A whirlwind was unleashed in Colombia after Labor Minister Inés Ramírez said in a press conference that “the conditions in which these women work are not the best” at Seatech International’s seafood production plant in Cartagena, claiming that some workers have to wear diapers because they do not have the necessary time to go to the bathroom.
The company, which is best known for is Van Camps brand of tuna, has been under fire since a worker at the plant, Alicia Cardiles, submitted a video that was first seen in Congress during a debate about the mistreatment of employees by various companies in Colombia.

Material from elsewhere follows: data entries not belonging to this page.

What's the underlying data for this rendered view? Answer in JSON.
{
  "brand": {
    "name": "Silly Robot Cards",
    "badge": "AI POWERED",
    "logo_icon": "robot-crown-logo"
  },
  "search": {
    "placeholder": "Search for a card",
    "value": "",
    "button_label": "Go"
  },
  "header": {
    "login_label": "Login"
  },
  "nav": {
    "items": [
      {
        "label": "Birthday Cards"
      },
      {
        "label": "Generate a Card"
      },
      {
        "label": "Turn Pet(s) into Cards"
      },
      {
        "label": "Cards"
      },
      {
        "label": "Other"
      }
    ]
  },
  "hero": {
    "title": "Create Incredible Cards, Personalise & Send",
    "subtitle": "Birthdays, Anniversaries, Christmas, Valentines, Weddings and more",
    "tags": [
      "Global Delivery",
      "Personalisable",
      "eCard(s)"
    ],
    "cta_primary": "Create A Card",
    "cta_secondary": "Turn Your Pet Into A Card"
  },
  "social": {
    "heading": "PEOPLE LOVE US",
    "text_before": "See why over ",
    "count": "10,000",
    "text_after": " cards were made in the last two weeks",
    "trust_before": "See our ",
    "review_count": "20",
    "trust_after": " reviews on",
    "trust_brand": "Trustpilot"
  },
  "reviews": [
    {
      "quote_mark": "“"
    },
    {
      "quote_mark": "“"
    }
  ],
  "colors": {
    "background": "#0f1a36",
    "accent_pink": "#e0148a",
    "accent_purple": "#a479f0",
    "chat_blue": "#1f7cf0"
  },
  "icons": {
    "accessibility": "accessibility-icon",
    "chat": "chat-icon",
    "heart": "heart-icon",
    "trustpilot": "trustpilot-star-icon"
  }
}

“This company, Seatech International, where they make Van Camp’s tuna, is forcing us to use disposable diapers because they deduct going to the bathroom from our salaries,” said Cardiles in the video that went viral on social media after the session. “This is causing us future diseases in our reproductive system, urinary infections that in the future can turn into cancer.”

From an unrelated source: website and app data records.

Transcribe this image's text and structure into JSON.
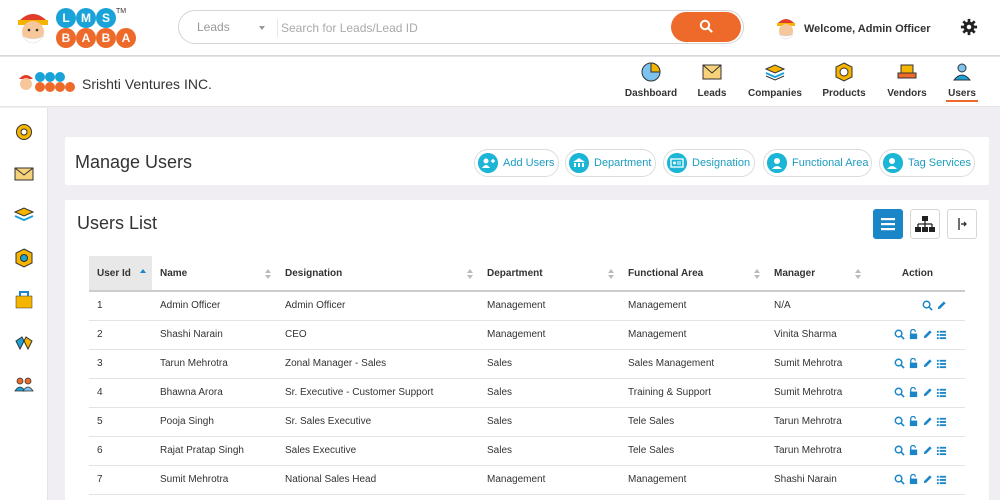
{
  "colors": {
    "accent": "#ee6a2a",
    "info": "#1bb5d6",
    "primary": "#1a86c8"
  },
  "logo": {
    "letters": [
      "L",
      "M",
      "S",
      "B",
      "A",
      "B",
      "A"
    ],
    "tm": "TM"
  },
  "search": {
    "category": "Leads",
    "placeholder": "Search for Leads/Lead ID",
    "icon": "search-icon"
  },
  "header": {
    "welcome": "Welcome, Admin Officer",
    "settings_icon": "gear-icon"
  },
  "company": {
    "name": "Srishti Ventures INC."
  },
  "nav": [
    {
      "label": "Dashboard",
      "icon": "pie-chart-icon"
    },
    {
      "label": "Leads",
      "icon": "envelope-icon"
    },
    {
      "label": "Companies",
      "icon": "stack-icon"
    },
    {
      "label": "Products",
      "icon": "package-icon"
    },
    {
      "label": "Vendors",
      "icon": "truck-icon"
    },
    {
      "label": "Users",
      "icon": "user-icon",
      "active": true
    }
  ],
  "sidebar": [
    "gear-icon",
    "envelope-icon",
    "stack-icon",
    "package-icon",
    "briefcase-icon",
    "handshake-icon",
    "users-icon"
  ],
  "manage": {
    "title": "Manage Users",
    "buttons": [
      {
        "label": "Add Users"
      },
      {
        "label": "Department"
      },
      {
        "label": "Designation"
      },
      {
        "label": "Functional Area"
      },
      {
        "label": "Tag Services"
      }
    ]
  },
  "users_list": {
    "title": "Users List",
    "columns": [
      "User Id",
      "Name",
      "Designation",
      "Department",
      "Functional Area",
      "Manager",
      "Action"
    ],
    "rows": [
      {
        "id": "1",
        "name": "Admin Officer",
        "designation": "Admin Officer",
        "department": "Management",
        "functional_area": "Management",
        "manager": "N/A",
        "actions": [
          "view",
          "edit"
        ]
      },
      {
        "id": "2",
        "name": "Shashi Narain",
        "designation": "CEO",
        "department": "Management",
        "functional_area": "Management",
        "manager": "Vinita Sharma",
        "actions": [
          "view",
          "unlock",
          "edit",
          "list"
        ]
      },
      {
        "id": "3",
        "name": "Tarun Mehrotra",
        "designation": "Zonal Manager - Sales",
        "department": "Sales",
        "functional_area": "Sales Management",
        "manager": "Sumit Mehrotra",
        "actions": [
          "view",
          "unlock",
          "edit",
          "list"
        ]
      },
      {
        "id": "4",
        "name": "Bhawna Arora",
        "designation": "Sr. Executive - Customer Support",
        "department": "Sales",
        "functional_area": "Training & Support",
        "manager": "Sumit Mehrotra",
        "actions": [
          "view",
          "unlock",
          "edit",
          "list"
        ]
      },
      {
        "id": "5",
        "name": "Pooja Singh",
        "designation": "Sr. Sales Executive",
        "department": "Sales",
        "functional_area": "Tele Sales",
        "manager": "Tarun Mehrotra",
        "actions": [
          "view",
          "unlock",
          "edit",
          "list"
        ]
      },
      {
        "id": "6",
        "name": "Rajat Pratap Singh",
        "designation": "Sales Executive",
        "department": "Sales",
        "functional_area": "Tele Sales",
        "manager": "Tarun Mehrotra",
        "actions": [
          "view",
          "unlock",
          "edit",
          "list"
        ]
      },
      {
        "id": "7",
        "name": "Sumit Mehrotra",
        "designation": "National Sales Head",
        "department": "Management",
        "functional_area": "Management",
        "manager": "Shashi Narain",
        "actions": [
          "view",
          "unlock",
          "edit",
          "list"
        ]
      }
    ]
  }
}
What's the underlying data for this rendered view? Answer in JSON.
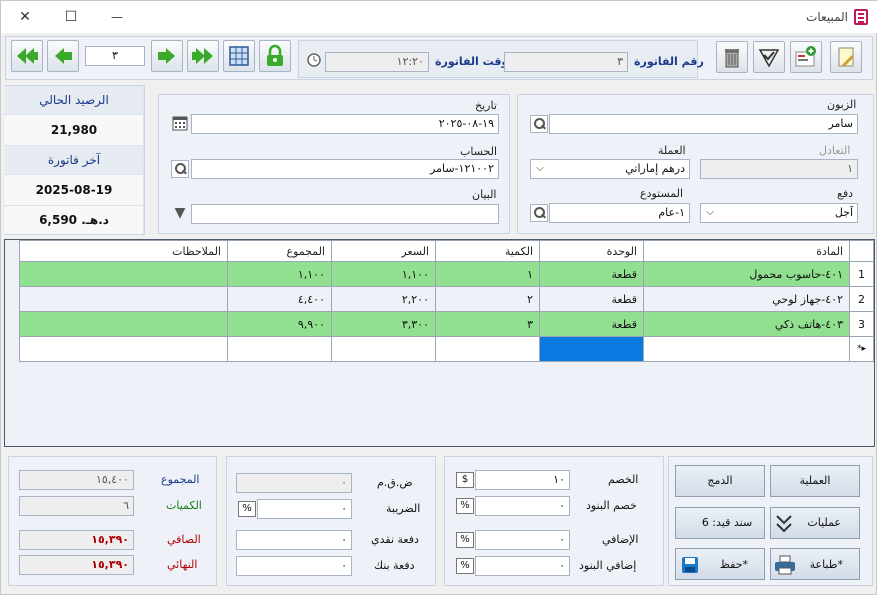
{
  "window": {
    "title": "المبيعات",
    "minimize": "—",
    "maximize": "☐",
    "close": "✕"
  },
  "toolbar": {
    "record_no": "٣",
    "invoice_time_label": "وقت الفاتورة",
    "invoice_time": "١٢:٢٠",
    "invoice_no_label": "رقم الفاتورة",
    "invoice_no": "٣"
  },
  "header": {
    "customer_label": "الزبون",
    "customer": "سامر",
    "date_label": "تاريخ",
    "date": "١٩-٠٨-٢٠٢٥",
    "currency_label": "العملة",
    "currency": "درهم إماراتي",
    "exchange_label": "التعادل",
    "exchange": "١",
    "account_label": "الحساب",
    "account": "١٢١٠٠٢-سامر",
    "payment_label": "دفع",
    "payment": "آجل",
    "warehouse_label": "المستودع",
    "warehouse": "١-عام",
    "statement_label": "البيان",
    "statement": ""
  },
  "side": {
    "balance_label": "الرصيد الحالي",
    "balance": "21,980",
    "last_invoice_label": "آخر فاتورة",
    "last_invoice_date": "2025-08-19",
    "last_invoice_amount": "6,590 .د.هـ"
  },
  "grid": {
    "columns": [
      "المادة",
      "الوحدة",
      "الكمية",
      "السعر",
      "المجموع",
      "الملاحظات"
    ],
    "rows": [
      {
        "n": "1",
        "item": "٤٠١-حاسوب محمول",
        "unit": "قطعة",
        "qty": "١",
        "price": "١,١٠٠",
        "total": "١,١٠٠",
        "notes": ""
      },
      {
        "n": "2",
        "item": "٤٠٢-جهاز لوحي",
        "unit": "قطعة",
        "qty": "٢",
        "price": "٢,٢٠٠",
        "total": "٤,٤٠٠",
        "notes": ""
      },
      {
        "n": "3",
        "item": "٤٠٣-هاتف ذكي",
        "unit": "قطعة",
        "qty": "٣",
        "price": "٣,٣٠٠",
        "total": "٩,٩٠٠",
        "notes": ""
      }
    ],
    "new_row_marker": "▸*"
  },
  "totals": {
    "sum_label": "المجموع",
    "sum": "١٥,٤٠٠",
    "qty_label": "الكميات",
    "qty": "٦",
    "net_label": "الصافي",
    "net": "١٥,٣٩٠",
    "final_label": "النهائي",
    "final": "١٥,٣٩٠"
  },
  "tax": {
    "vat_label": "ض.ق.م",
    "vat": "٠",
    "tax_label": "الضريبة",
    "tax": "٠",
    "tax_unit": "%",
    "cash_label": "دفعة نقدي",
    "cash": "٠",
    "bank_label": "دفعة بنك",
    "bank": "٠"
  },
  "discounts": {
    "discount_label": "الخصم",
    "discount": "١٠",
    "discount_unit": "$",
    "item_discount_label": "خصم البنود",
    "item_discount": "٠",
    "item_discount_unit": "%",
    "extra_label": "الإضافي",
    "extra": "٠",
    "extra_unit": "%",
    "item_extra_label": "إضافي البنود",
    "item_extra": "٠",
    "item_extra_unit": "%"
  },
  "actions": {
    "operation": "العملية",
    "merge": "الدمج",
    "operations": "عمليات",
    "entry": "سند قيد: 6",
    "print": "طباعة*",
    "save": "حفظ*"
  },
  "colors": {
    "green_row": "#90e090",
    "red_value": "#b00000",
    "blue_label": "#1a3a8a",
    "green_label": "#1a7a1a",
    "selection": "#0a7ae0"
  }
}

Seatech has denied the claims and filed a criminal complaint for slander against Cardiles.
“Seatech categorically rejects the unfounded claims made by the Minister of Labor Gloria Inés Ramírez about the working conditions of our employees,” stated the companye. “A company cannot be attacked and stigmatized in this way … The company and its 1,800 workers, reiterate that what was stated is not true and will proceed to defend itself against this attack under the law and the regulations in force in Colombia.”
The lawyer spoke to Caracol Radio and said that there is no order to wear diapers, but rather working conditions that have induced some workers to wear diapers to avoid having the time they use the bathroom deducted from their salary. In addition, the lawyer presented documents showing that the company has paid fractions of days to its employees. Although the document does not specify the reason for not recognizing full days of work, the data fits with the complaint.
The Ministry of Labor announced that is conducting an investigation, noting that there have already been eight sanctions taken against the Seatech and a partner company for workplace violations. There are at least another 10 open claims of violations including potential labor code violations of withholding worker salaries without their authorization and “illegal deduction in salaries due to time control for physiological needs.”